Western gall rust dynamics and impact in young lodgepole pine stands in west-central Alberta. 1988. Bella, I.E.; Navratil, S. Canadian Journal of Forest Research 18(11): 1437-1442.

Year: 1988

Available from: Northern Forestry Centre

Catalog ID: 11108

Language: English

Abstract

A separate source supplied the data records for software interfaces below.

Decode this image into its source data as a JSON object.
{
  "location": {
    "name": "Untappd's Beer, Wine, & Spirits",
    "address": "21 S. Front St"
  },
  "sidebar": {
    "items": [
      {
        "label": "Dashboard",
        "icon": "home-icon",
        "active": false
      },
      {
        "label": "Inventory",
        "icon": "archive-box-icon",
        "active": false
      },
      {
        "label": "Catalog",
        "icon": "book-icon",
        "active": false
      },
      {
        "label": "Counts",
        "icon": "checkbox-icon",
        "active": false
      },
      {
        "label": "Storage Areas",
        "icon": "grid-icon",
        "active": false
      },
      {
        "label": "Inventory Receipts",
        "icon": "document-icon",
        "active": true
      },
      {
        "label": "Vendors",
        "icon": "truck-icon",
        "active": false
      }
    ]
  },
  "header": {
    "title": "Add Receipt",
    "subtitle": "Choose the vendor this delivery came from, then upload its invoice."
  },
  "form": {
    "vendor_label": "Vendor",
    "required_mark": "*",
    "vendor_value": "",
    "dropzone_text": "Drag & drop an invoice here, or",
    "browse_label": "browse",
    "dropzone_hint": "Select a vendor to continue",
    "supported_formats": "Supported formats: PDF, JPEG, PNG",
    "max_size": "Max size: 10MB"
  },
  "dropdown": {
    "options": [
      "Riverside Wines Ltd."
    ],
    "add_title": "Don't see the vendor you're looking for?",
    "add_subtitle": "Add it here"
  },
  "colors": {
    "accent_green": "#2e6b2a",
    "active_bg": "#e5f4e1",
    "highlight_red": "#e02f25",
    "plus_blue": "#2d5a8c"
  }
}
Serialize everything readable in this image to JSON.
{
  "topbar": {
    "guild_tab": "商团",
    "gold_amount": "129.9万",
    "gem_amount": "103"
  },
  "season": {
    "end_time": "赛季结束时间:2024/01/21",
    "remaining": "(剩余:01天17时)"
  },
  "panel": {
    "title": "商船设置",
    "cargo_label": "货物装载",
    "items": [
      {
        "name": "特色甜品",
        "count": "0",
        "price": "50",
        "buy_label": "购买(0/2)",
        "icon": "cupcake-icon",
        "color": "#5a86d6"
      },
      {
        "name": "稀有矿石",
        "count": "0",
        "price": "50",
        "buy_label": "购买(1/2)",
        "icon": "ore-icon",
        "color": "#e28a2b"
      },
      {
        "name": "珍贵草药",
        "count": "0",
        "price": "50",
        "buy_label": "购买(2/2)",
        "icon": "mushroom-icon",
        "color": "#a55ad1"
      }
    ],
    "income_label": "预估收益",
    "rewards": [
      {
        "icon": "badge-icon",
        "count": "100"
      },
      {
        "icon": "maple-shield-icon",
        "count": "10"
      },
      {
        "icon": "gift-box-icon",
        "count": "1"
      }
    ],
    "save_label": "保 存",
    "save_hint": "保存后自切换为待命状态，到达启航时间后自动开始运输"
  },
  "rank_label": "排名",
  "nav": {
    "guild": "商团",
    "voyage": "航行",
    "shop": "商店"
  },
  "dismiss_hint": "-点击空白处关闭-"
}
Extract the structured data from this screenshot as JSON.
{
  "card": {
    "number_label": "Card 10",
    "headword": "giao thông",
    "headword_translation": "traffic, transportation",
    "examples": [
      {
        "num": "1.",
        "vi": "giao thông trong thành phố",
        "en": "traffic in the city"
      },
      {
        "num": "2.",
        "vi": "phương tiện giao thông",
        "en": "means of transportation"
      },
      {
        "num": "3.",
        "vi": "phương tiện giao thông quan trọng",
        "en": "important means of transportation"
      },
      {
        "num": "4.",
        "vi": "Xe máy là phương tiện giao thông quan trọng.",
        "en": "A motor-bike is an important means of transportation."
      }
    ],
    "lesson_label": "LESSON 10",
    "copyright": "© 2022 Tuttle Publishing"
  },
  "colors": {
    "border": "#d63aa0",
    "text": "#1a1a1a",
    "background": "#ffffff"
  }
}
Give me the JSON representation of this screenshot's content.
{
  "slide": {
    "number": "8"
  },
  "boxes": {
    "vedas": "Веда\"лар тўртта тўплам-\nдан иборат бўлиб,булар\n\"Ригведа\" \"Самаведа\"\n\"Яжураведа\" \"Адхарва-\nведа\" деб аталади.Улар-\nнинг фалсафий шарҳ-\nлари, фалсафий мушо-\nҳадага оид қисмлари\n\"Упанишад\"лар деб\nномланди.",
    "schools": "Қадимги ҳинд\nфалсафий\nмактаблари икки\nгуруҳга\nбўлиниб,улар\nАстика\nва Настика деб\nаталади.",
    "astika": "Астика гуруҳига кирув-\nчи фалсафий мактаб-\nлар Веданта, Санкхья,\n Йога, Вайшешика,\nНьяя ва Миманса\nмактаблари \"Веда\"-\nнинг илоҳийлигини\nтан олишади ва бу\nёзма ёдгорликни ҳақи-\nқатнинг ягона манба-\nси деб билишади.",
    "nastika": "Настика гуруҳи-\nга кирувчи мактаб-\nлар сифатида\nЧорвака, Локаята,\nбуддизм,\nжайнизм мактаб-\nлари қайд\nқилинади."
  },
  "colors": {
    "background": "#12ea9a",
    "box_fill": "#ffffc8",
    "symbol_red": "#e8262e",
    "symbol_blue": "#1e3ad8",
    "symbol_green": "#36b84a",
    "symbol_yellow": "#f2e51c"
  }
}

A sample of 29 405 lodgepole pine (Pinuscontorta Dougl. var. latifolia Engelm.) trees was assessed from 1982 to 1985, and stem analysis data of 75 trees from five heavily infested second-growth stands in the foothills of the Rockies were analyzed to determine the incidence, development, and impact of western gall rust Endocronartiumharknessii (J.P. Moore) Y. Hiratsuka, in relation to age of trees and stand and site factors. The incidence of western gall rust increased with stand age and time. In stands up to 12 years old, the incidence averaged about 5% and increased rapidly to about 20% at age 20. A rapid increase in incidence over time occurred in younger age-classes. In stands 20 years or older, the incidence of new infection was low. Mortality associated with western gall rust among crop trees was low. There was, however, 30% mortality in an unthinned 22-year-old stand over its life. Impact on growth was highly significant (p < 0.01). In the periods 11–15 years and 16–20 years after the wave of heavy infection, reductions in volume growth of infected crop trees were 15 and 25%, respectively. This loss amounts to 15% of the total volume over the 20-year period during which the stands are affected. Western gall rust incidence was higher (p < 0.01) in stands on east-facing slopes than on south- and north-facing slopes. Stands at elevations between 1200 and 1400 m had the highest incidence. Forest management strategies to reduce the impact of western gall rust are discussed, with emphasis on spacing that includes sanitary removal of infected trees.